STEPS for the Development and Approval of an Individualized Degree Program
A. Attend an information session. Information sessions are held on a regular basis throughout the year. The information session gives you the basic information needed to begin developing your degree proposal. A schedule of sessions is available from the Center for Individualized Learning, St. Francis, room 10 on the second floor, (303-556-8342), and is posted on our web site: http://www.mscd.edu/~cil/.
B. Meet with an advisor in the Center for Individualized Learning to discuss your proposal. Bringing a tentative list of courses you wish to consider for your program, or emailing it to the advisor in advance of your scheduled appointment will make the session more useful to you. An unofficial transcript is also helpful. Advising appointments may be scheduled by calling the Center (303-556-8342).
C. Develop your degree plan in consultation with your Center Advisor and a faculty mentor. Exploring the questions listed in the "Questions to Assist You In Your Planning" section may help you in your planning.
Faculty mentor and other faculty advisors: The faculty mentor is a full-time MSU Denver faculty member with expertise related to your field of study. Additional faculty may be added to your advising team as needed.
Community consultant: You may invite a community consultant to assist you. The community consultant is an expert practicing in your field who reviews your proposed academic program and serves as a resource person as you pursue your degree.
D. When you, your mentor, and your Center advisor agree to your initial degree plan, write a rationale that addresses the topics below. Assistance is available from your Center advisor who will review your rationale.
Write the rationale in your own voice and include the following:
- Concisely define and describe your field of study.
- What are your goals for your degree program?
- Why is the IDP the best avenue to help you achieve your goals?
- Introduce yourself, reflecting on your experience and educational history particularly as it relates to your chosen field of study.
- Discuss why you've chosen the specific courses and/or clusters of courses included in your program. How do the courses relate to, and support, your field of study? How do they relate to one another? How does coursework included in other parts of your degree plan support and/or relate to your proposed IDP major/minor? The rationale is an opportunity to reflect on your educational plan as a whole.
(For proposed IDP majors, please include a description of your senior experience and how that meets the criteria for senior experiences.)
E. Submit the entire proposal (rationale, degree plan, approval form, and unofficial transcript) first to your faculty mentor for review and then to the chair of the department from which a majority of credit is drawn for the IDP major or minor.
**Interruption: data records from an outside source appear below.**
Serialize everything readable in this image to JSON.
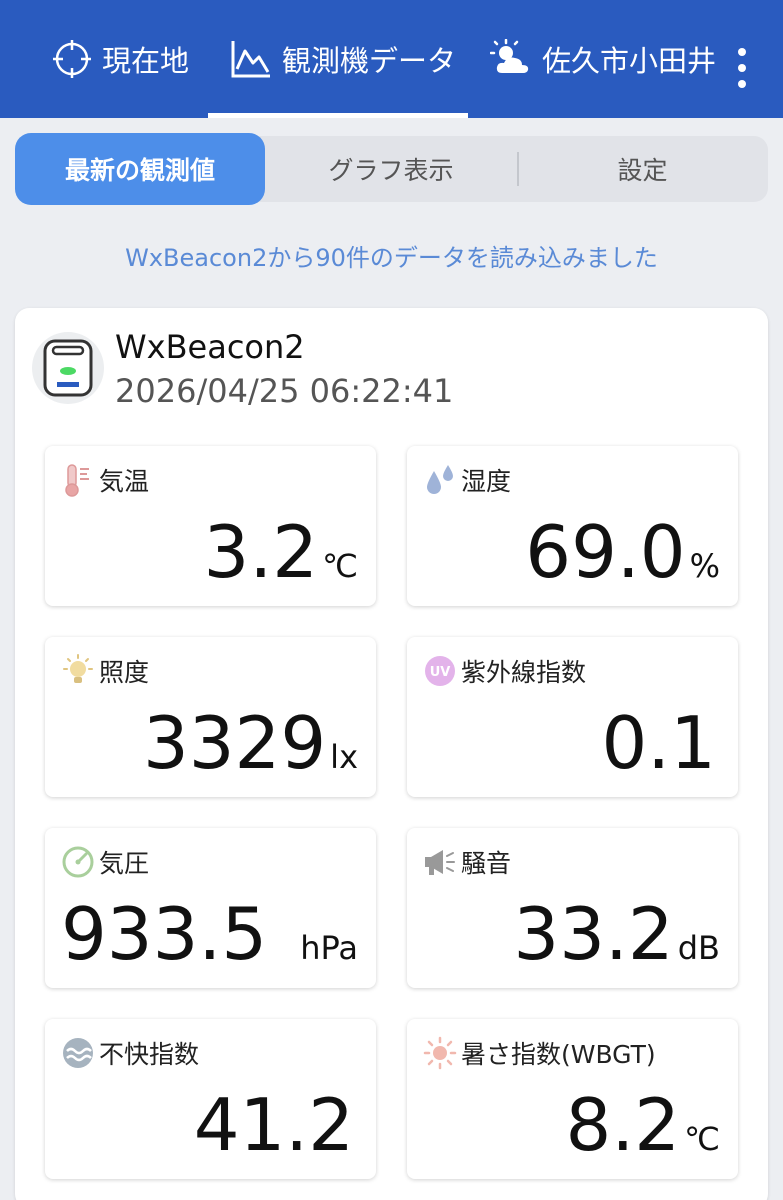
{
  "nav": {
    "tabs": [
      {
        "label": "現在地",
        "icon": "crosshair-icon"
      },
      {
        "label": "観測機データ",
        "icon": "chart-icon"
      },
      {
        "label": "佐久市小田井",
        "icon": "partly-cloudy-icon"
      }
    ],
    "active_index": 1
  },
  "segment": {
    "items": [
      "最新の観測値",
      "グラフ表示",
      "設定"
    ],
    "active_index": 0
  },
  "message": "WxBeacon2から90件のデータを読み込みました",
  "device": {
    "name": "WxBeacon2",
    "timestamp": "2026/04/25 06:22:41",
    "icon": "wxbeacon-device-icon"
  },
  "readings": [
    {
      "label": "気温",
      "value": "3.2",
      "unit": "℃",
      "icon": "thermometer-icon"
    },
    {
      "label": "湿度",
      "value": "69.0",
      "unit": "%",
      "icon": "droplets-icon"
    },
    {
      "label": "照度",
      "value": "3329",
      "unit": "lx",
      "icon": "light-bulb-icon"
    },
    {
      "label": "紫外線指数",
      "value": "0.1",
      "unit": "",
      "icon": "uv-icon"
    },
    {
      "label": "気圧",
      "value": "933.5",
      "unit": "hPa",
      "icon": "gauge-icon"
    },
    {
      "label": "騒音",
      "value": "33.2",
      "unit": "dB",
      "icon": "megaphone-icon"
    },
    {
      "label": "不快指数",
      "value": "41.2",
      "unit": "",
      "icon": "discomfort-icon"
    },
    {
      "label": "暑さ指数(WBGT)",
      "value": "8.2",
      "unit": "℃",
      "icon": "sun-icon"
    }
  ],
  "colors": {
    "header_bg": "#2a5bbf",
    "segment_active": "#4d8ee9",
    "message_text": "#5a8ad6"
  }
}
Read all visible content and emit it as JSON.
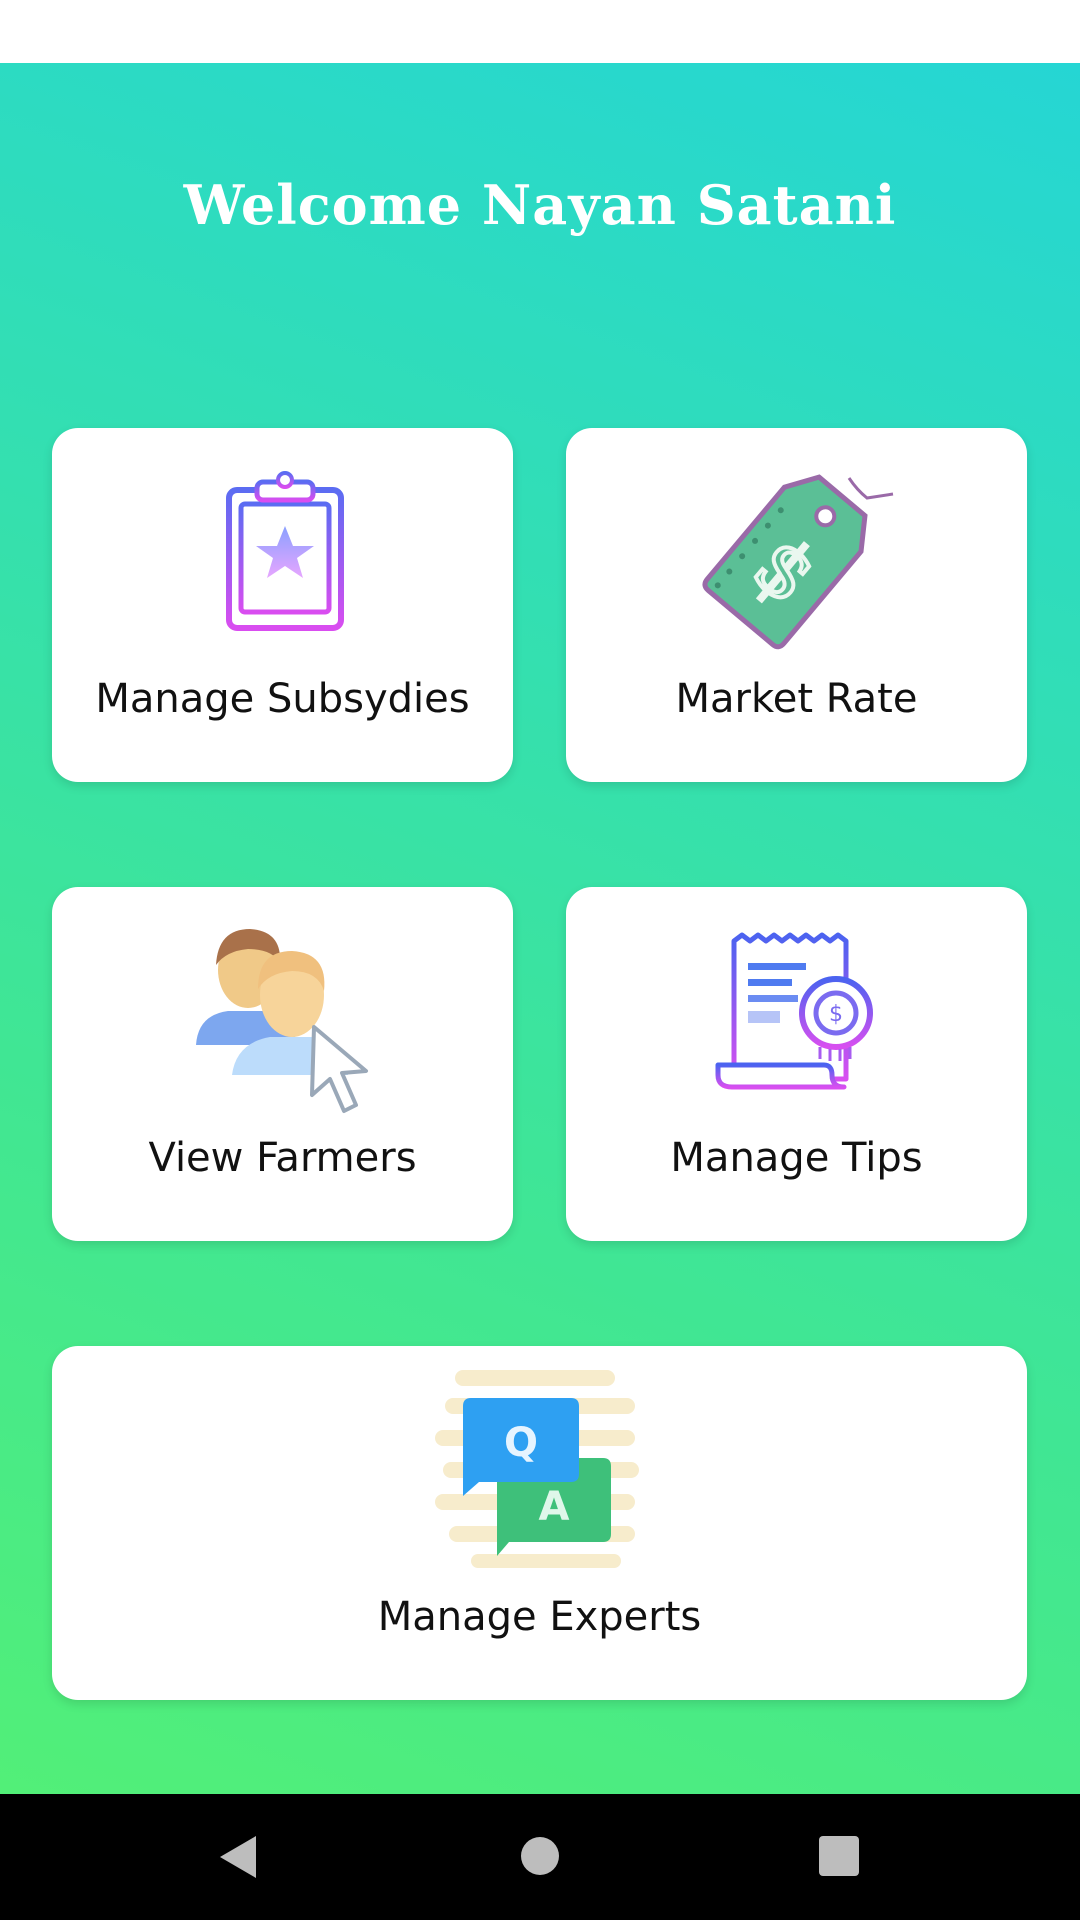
{
  "header": {
    "welcome": "Welcome Nayan Satani"
  },
  "cards": {
    "subsidies": {
      "label": "Manage Subsydies",
      "icon": "clipboard-star-icon"
    },
    "market_rate": {
      "label": "Market Rate",
      "icon": "price-tag-icon"
    },
    "farmers": {
      "label": "View Farmers",
      "icon": "users-cursor-icon"
    },
    "tips": {
      "label": "Manage Tips",
      "icon": "receipt-coin-icon"
    },
    "experts": {
      "label": "Manage Experts",
      "icon": "qa-chat-icon"
    }
  },
  "colors": {
    "gradient_top": "#25d6d4",
    "gradient_bottom": "#52ef78",
    "card": "#ffffff"
  },
  "navigation": {
    "back": "back-icon",
    "home": "home-icon",
    "recents": "recents-icon"
  }
}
OPTIONAL: Additional documentation may be added to your proposal, e.g., information about graduate school entrance requirements, your resume, letter(s) from your community consultant(s), or any other information that is relevant to your proposal that you wish to include.
F. Submit the final proposal to the Center for Individualized Learning.
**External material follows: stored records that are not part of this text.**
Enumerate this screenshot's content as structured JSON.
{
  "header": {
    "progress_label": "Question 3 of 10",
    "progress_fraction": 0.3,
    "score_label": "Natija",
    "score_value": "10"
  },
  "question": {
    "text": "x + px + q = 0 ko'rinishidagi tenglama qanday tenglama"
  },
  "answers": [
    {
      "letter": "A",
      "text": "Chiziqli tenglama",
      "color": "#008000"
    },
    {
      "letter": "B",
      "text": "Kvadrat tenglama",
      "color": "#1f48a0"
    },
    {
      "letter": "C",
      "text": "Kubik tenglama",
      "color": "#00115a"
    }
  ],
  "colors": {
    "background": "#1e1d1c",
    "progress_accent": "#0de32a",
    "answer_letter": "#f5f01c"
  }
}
The final proposal includes:
a. Your degree plan signed by the department chair and faculty mentor
b. The rationale
c. An approval form signed by your faculty mentor, department chair, and additional faculty advisors and the community consultant if applicable. (If your emphasis title uses language that is similar to or represents the content of another department, that chair may also need to sign to approve the emphasis title. Consult your advisor in the Center for Individualized Learning to determine if this is necessary.)
d. An unofficial transcript
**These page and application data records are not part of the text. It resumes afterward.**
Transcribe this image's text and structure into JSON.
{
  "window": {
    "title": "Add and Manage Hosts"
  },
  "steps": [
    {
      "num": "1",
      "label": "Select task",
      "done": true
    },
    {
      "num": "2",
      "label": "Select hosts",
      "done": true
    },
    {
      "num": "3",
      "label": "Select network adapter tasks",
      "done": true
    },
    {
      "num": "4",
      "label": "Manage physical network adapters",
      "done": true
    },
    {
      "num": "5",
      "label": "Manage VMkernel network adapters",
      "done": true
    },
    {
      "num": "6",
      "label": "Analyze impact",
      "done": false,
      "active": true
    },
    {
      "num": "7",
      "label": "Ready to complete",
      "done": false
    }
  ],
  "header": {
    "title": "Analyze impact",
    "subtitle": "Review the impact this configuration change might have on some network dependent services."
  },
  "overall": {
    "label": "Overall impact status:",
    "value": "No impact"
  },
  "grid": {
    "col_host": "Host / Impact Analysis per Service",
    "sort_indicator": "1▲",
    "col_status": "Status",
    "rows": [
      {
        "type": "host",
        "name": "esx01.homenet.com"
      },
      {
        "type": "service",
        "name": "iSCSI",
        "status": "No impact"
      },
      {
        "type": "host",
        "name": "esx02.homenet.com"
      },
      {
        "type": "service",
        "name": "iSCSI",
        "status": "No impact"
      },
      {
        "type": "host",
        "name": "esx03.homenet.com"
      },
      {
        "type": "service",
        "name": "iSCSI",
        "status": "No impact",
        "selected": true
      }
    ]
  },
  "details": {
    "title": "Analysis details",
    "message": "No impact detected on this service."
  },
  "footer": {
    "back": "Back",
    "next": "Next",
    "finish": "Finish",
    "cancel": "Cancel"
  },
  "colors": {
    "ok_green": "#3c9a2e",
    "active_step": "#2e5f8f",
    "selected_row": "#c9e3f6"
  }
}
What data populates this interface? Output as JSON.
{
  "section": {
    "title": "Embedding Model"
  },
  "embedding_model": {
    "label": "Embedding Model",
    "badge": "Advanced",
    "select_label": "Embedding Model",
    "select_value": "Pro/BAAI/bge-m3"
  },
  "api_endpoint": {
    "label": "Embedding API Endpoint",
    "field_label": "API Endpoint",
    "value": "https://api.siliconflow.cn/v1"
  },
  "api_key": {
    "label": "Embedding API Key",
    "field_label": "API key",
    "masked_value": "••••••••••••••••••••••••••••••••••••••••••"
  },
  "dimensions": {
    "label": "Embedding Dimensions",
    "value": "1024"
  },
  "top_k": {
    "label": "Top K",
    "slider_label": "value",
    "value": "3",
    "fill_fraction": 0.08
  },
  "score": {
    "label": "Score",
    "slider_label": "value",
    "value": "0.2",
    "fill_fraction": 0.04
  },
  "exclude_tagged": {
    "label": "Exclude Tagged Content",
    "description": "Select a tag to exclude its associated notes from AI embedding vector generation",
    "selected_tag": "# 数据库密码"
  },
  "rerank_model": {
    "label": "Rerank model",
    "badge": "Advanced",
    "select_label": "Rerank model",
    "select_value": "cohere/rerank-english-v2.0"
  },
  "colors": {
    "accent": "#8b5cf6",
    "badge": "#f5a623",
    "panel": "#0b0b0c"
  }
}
G. When the proposal has been reviewed by the director of the Center, it will be forwarded to the appropriate dean for review. After the dean's review, the director signs it and forwards it to the Registrar's office where it will be filed as your official degree plan.
REMEMBER! Even after your proposal is approved, you may request changes as needed with appropriate approval. As you learn, and as the curriculum at the University changes, some alterations are expected. Consult your Center advisor for assistance.